Grandfather Frog sat among the bulrushes on the edge of the Smiling Pool. Over his head Mr. Redwing was singing as if his heart would burst with the very joy of springtime.
“Tra-la-la-lee, see me! See me!
Happy am I as I can be!
Happy am I the whole day long
And so I sing my gladsome song.”
Of course Mr. Redwing was happy. Why shouldn’t he be? Here it was the beautiful springtime, the gladdest time of all the year, the time when happiness creeps into everybody’s heart. Grandfather Frog listened. He nodded his head. “Chugarum! I’m happy, too,” said Grandfather Frog. But even as he said it, a little worried look crept into his big goggly eyes and then down to the corners of his big mouth, which had been stretched in a smile. Little by little the smile grew smaller and smaller, until there wasn’t any smile. No, Sir, there wasn’t any smile. Instead of looking happy, as he said he felt, Grandfather Frog actually looked unhappy.
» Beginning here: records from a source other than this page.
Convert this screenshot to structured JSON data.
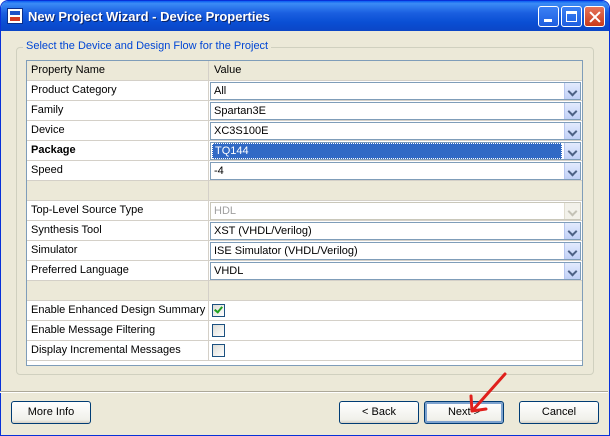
{
  "window": {
    "title": "New Project Wizard - Device Properties"
  },
  "group_label": "Select the Device and Design Flow for the Project",
  "grid": {
    "header": {
      "name": "Property Name",
      "value": "Value"
    },
    "rows": [
      {
        "name": "Product Category",
        "value": "All"
      },
      {
        "name": "Family",
        "value": "Spartan3E"
      },
      {
        "name": "Device",
        "value": "XC3S100E"
      },
      {
        "name": "Package",
        "value": "TQ144"
      },
      {
        "name": "Speed",
        "value": "-4"
      },
      {
        "name": "Top-Level Source Type",
        "value": "HDL"
      },
      {
        "name": "Synthesis Tool",
        "value": "XST (VHDL/Verilog)"
      },
      {
        "name": "Simulator",
        "value": "ISE Simulator (VHDL/Verilog)"
      },
      {
        "name": "Preferred Language",
        "value": "VHDL"
      },
      {
        "name": "Enable Enhanced Design Summary",
        "checked": true
      },
      {
        "name": "Enable Message Filtering",
        "checked": false
      },
      {
        "name": "Display Incremental Messages",
        "checked": false
      }
    ]
  },
  "buttons": {
    "more_info": "More Info",
    "back": "< Back",
    "next": "Next >",
    "cancel": "Cancel"
  },
  "annotation": {
    "color": "#e0201c"
  }
}
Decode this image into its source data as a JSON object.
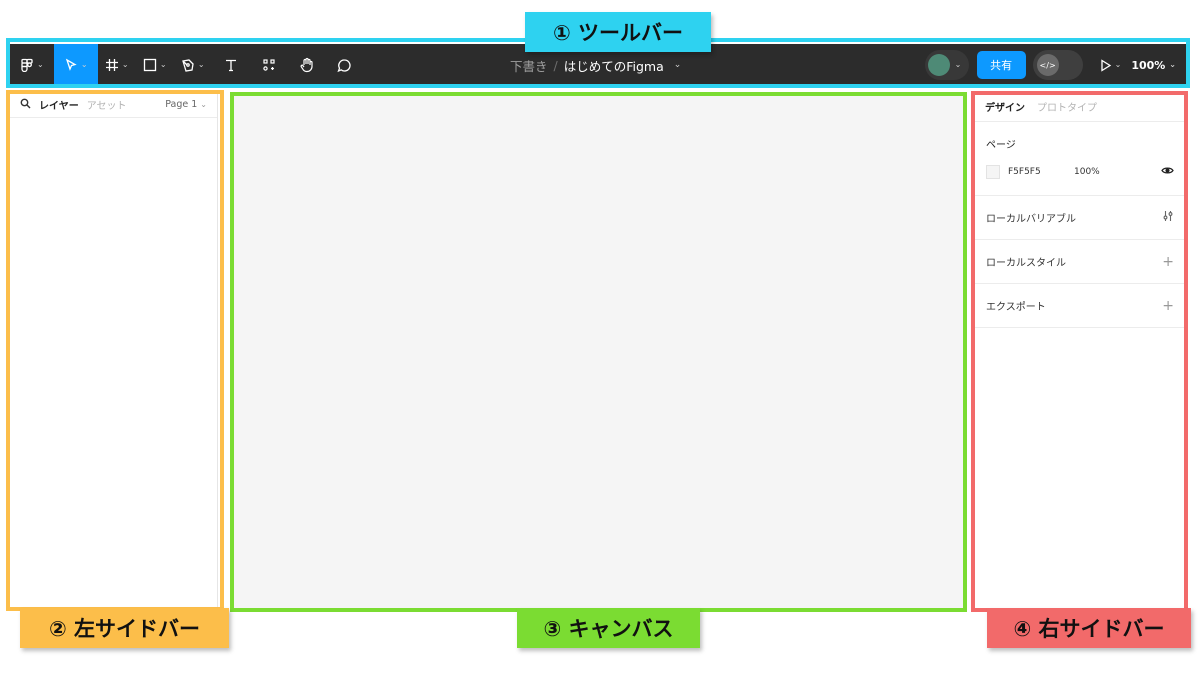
{
  "annotations": {
    "toolbar": "① ツールバー",
    "left_sidebar": "② 左サイドバー",
    "canvas": "③ キャンバス",
    "right_sidebar": "④ 右サイドバー",
    "colors": {
      "toolbar": "#2ed2f0",
      "left_sidebar": "#fcbe4a",
      "canvas": "#7bdc32",
      "right_sidebar": "#f26a6a"
    }
  },
  "toolbar": {
    "tools": [
      {
        "icon": "figma-menu-icon",
        "has_caret": true
      },
      {
        "icon": "move-cursor-icon",
        "has_caret": true,
        "active": true
      },
      {
        "icon": "frame-hash-icon",
        "has_caret": true
      },
      {
        "icon": "rectangle-icon",
        "has_caret": true
      },
      {
        "icon": "pen-icon",
        "has_caret": true
      },
      {
        "icon": "text-icon",
        "has_caret": false
      },
      {
        "icon": "resources-icon",
        "has_caret": false
      },
      {
        "icon": "hand-icon",
        "has_caret": false
      },
      {
        "icon": "comment-icon",
        "has_caret": false
      }
    ],
    "breadcrumb_draft": "下書き",
    "breadcrumb_separator": "/",
    "file_name": "はじめてのFigma",
    "avatar_color": "#4e8a76",
    "share_label": "共有",
    "dev_mode_icon": "</>",
    "zoom": "100%",
    "accent": "#0d99ff"
  },
  "left_sidebar": {
    "tab_layers": "レイヤー",
    "tab_assets": "アセット",
    "page_selector": "Page 1"
  },
  "canvas": {
    "background": "#f5f5f5"
  },
  "right_sidebar": {
    "tab_design": "デザイン",
    "tab_prototype": "プロトタイプ",
    "page_section_title": "ページ",
    "page_color_hex": "F5F5F5",
    "page_opacity": "100%",
    "local_variables": "ローカルバリアブル",
    "local_styles": "ローカルスタイル",
    "export": "エクスポート"
  }
}
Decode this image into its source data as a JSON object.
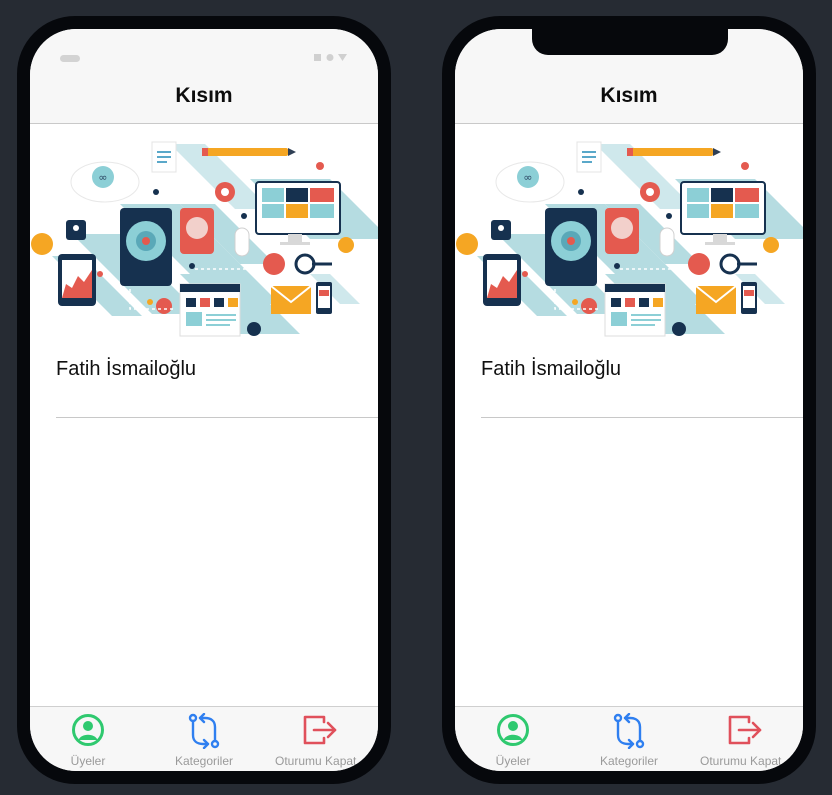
{
  "screen_title": "Kısım",
  "member_name": "Fatih İsmailoğlu",
  "tabs": [
    {
      "label": "Üyeler",
      "icon": "user-circle-icon",
      "color": "#2fc96f"
    },
    {
      "label": "Kategoriler",
      "icon": "swap-arrows-icon",
      "color": "#2f7ff0"
    },
    {
      "label": "Oturumu Kapat",
      "icon": "logout-icon",
      "color": "#e0505b"
    }
  ],
  "colors": {
    "navbar_bg": "#f7f7f7",
    "page_bg": "#262b33",
    "phone_frame": "#06080c"
  }
}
The fact is he couldn’t forget what Jerry Muskrat and Little Joe Otter had told him—that there was something the matter with the Smiling Pool. He didn’t believe it, not a word of it. At least he tried to make himself think that he didn’t believe it. They had said that the water in the Smiling Pool was growing lower and lower, just as it did in the middle of summer, in the very hottest weather. Now Grandfather Frog is very old and very wise, and he had never heard of such a thing happening in the springtime. So he wouldn’t believe it now. And yet—and yet Grandfather Frog had an uncomfortable feeling that something was wrong. Ha! he knew now what it was! He had been sitting up to his middle in water, and now he was sitting with only his toes in the water, and he couldn’t remember having changed his position!
“Of course, I moved without thinking what I was doing,” muttered Grandfather Frog, but still the worried look didn’t leave his face. You see he just couldn’t make himself believe what he wanted to believe, try as he would.
“Chugarum! I know what I’ll do; I’ll watch my toes!” exclaimed Grandfather Frog.
So Grandfather Frog waded out into the water until it covered his feet, and then he sat down and began to watch his toes. Mr. Redwing looked down and saw him, and Grandfather Frog looked so funny gazing at his own toes that Mr. Redwing stopped singing long enough to ask: “What are you doing, Grandfather Frog?”
“Watching my toes,” replied Grandfather Frog gruffly.
“Watching your toes! Ho, ho, ho! Watching your toes! Who ever heard of such a thing? Are you afraid that they will run away, Grandfather Frog?” shouted Mr. Redwing.
Grandfather Frog didn’t answer. He kept right on watching his toes. Mr. Redwing flew away to tell everybody he met how Grandfather Frog had become foolish and was watching his toes. The sun shone down warm and bright, and pretty soon Grandfather Frog’s big goggly eyes began to blink. Then his head began to nod, and then—why, then Grandfather Frog fell fast asleep.
By and by Grandfather Frog awoke with a start. He looked down at his toes. They were not in the water at all! Indeed, the water was a good long jump away.
“Chugarum! There is something wrong with the Smiling Pool!” cried Grandfather Frog, as he made a long jump into the water and started to swim out to the Big Rock.